Inside the Studio

Ignata Vassileva

Favorite material to work with?
My favorite materials to work with are oil, ink, and pencil.

What themes do you pursue?
The Garden of Eden, Medieval gardens, and people and nature in harmony.

How many years as an artist?
Prior to learning to read and write… I started drawing in the margins of the books which I was taught to read. I was told off, yet nothing helped and I went on drawing. It was a long time ago.

Where is your studio?
I transformed half of my flat in Sofia into a studio. It’s located in a quiet area near the Vitosha mountain.

Art school or self-taught?
The Jules Pascin Academy in Sofia.

Prefer to work with music or in silence?
I cannot start anything without music and a cup of nice Japanese green tea. It wouldn’t work otherwise. Mozart, B.B. King, Eric Clapton, Pink Floyd, Monteverdi… and the sweet aroma of green tea… Everything in the world comes at its place! Harmony!

What’s around the corner from your place?
There are 5 to 6 50-year-old linden trees (intoxicating aroma in June) on the one side and 3 old apple trees, many cherry trees, a wild pear tree, lilac, rose bushes… and about 30 species of birds.

Where can we find you outside the studio?
You can find me outside the studio at the University Botanical Garden Sofia, or with my friends associated with the Bulgarian Society for the Protection of Birds, or at a Japanese tea ceremony.

If you couldn’t be an artist, what would you do?
Botanist, ornithologist.

What do you collect?
I collect books on botany, ornithology, tea cups, and superb tea.

Favorite contemporary artist?
David Hockney

If you could only have one piece of art in your life, what would it be?
“Eight-Planked Bridge (Yatsuhashi)” by Ogata Korin

Who are your favorite writers?
I like Medieval Chinese poetry, Japanese haikus by Basho and Issa, Plato, St. Augustine the Blessed, Medieval chroniclers…

Is painting dead?
No, this is impossible!
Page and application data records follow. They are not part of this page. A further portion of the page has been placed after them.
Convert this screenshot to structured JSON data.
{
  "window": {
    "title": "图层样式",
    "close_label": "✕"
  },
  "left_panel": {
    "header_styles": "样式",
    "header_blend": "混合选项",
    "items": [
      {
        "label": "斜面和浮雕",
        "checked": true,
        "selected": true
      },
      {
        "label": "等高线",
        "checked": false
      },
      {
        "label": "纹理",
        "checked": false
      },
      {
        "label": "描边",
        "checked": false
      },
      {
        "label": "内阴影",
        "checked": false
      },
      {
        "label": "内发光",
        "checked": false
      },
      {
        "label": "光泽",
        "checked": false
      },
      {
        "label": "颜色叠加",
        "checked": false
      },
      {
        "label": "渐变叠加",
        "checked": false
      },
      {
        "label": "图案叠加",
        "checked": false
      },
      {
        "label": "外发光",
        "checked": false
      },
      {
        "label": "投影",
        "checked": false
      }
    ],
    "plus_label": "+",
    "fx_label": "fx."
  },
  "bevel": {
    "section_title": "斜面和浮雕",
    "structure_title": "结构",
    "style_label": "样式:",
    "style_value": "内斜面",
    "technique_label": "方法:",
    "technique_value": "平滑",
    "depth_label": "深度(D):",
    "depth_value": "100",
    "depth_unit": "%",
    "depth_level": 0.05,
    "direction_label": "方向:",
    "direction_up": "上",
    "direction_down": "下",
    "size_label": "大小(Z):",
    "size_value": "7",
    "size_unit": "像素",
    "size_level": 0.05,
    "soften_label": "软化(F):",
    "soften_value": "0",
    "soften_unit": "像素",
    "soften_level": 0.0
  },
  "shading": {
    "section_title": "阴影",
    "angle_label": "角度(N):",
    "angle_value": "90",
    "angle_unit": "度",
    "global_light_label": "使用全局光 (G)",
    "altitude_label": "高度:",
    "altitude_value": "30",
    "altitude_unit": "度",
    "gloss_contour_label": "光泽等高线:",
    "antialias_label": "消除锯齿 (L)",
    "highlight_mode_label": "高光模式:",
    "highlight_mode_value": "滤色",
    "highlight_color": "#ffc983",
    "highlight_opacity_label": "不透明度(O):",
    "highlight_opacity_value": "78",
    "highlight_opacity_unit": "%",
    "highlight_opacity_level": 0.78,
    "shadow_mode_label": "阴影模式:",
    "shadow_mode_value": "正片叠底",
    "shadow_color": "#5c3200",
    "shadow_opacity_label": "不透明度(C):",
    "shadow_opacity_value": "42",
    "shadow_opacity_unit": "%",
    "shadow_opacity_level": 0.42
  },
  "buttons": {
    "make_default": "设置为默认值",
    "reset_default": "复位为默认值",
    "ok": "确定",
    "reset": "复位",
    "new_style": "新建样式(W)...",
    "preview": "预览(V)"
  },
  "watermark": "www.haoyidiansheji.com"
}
The pleasure to paint what you are excited about, the pleasure to play with colours, with composition… There will always be artists who cannot resist this absorbing temptation.

Monet or Manet?
Monet! One day I want to have a garden more wonderful than his.
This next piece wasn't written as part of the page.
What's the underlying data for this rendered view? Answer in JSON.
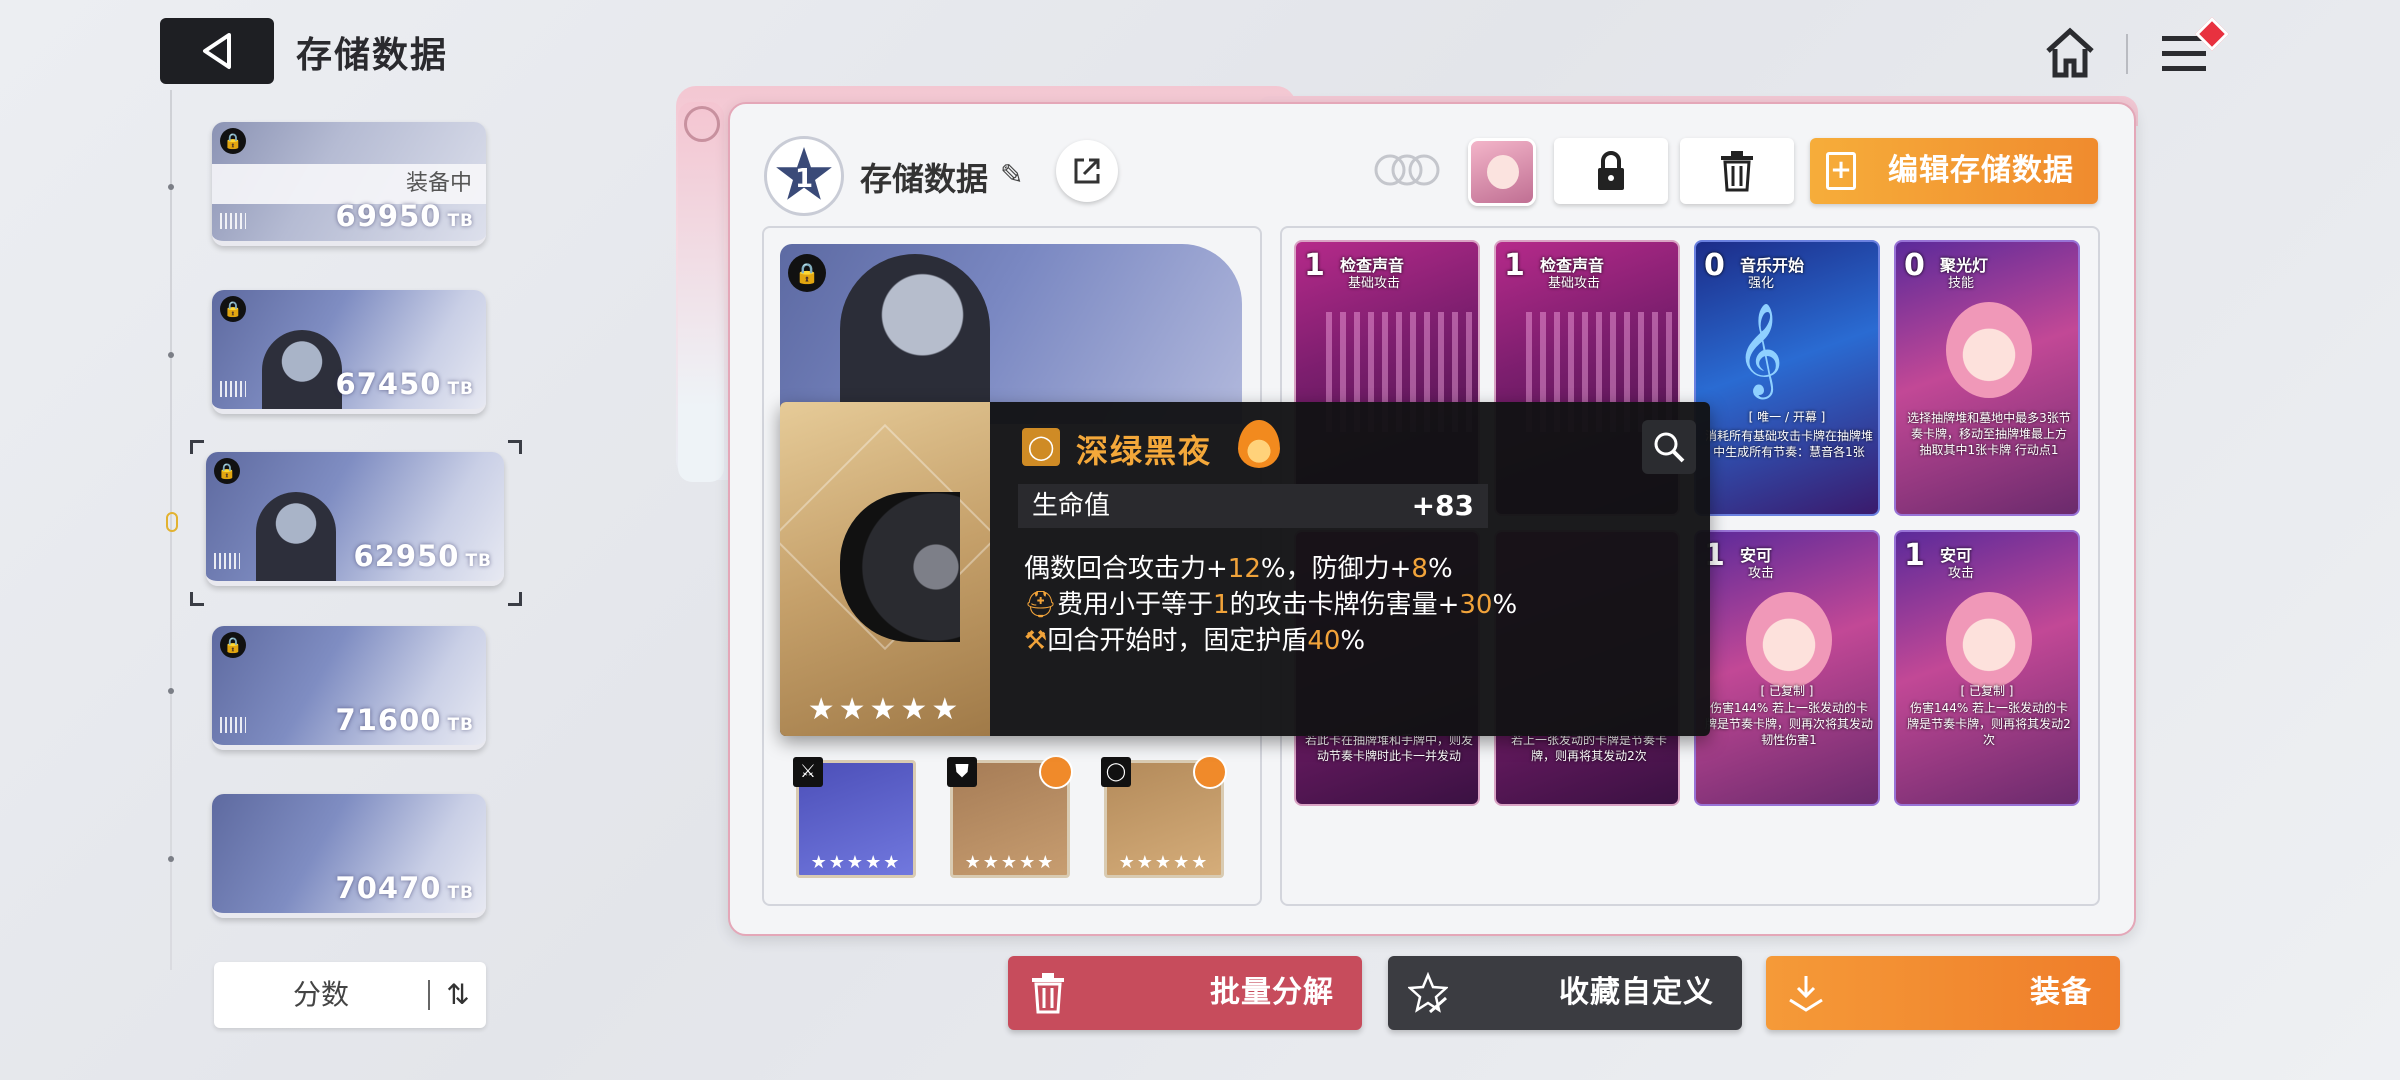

What inspires you?
I love medieval books. They hide images and words, the spirit of a past age in which there was still a harmonious link between man and nature.

The gardens that I create in my paintings are strongly influenced not only by the texts and miniatures in the old codices, but also by the everyday destruction of nature in our world. The gardens in the medieval Near East and Europe had the Paradise as its model. The selection of the plants to be included was dependent on rules and symbols. The Far East cannons were quite different in the creation of a garden an in its depiction. Nevertheless the two cases were similar in the fact that a harmonious connection was sought with nature.

When I pain and draw, I fill my gardens with birds and plants which hardly survive in the harsh ecological conditions of the modern world. I’d like to give them a small – even though imaginary place – where they would feel happy.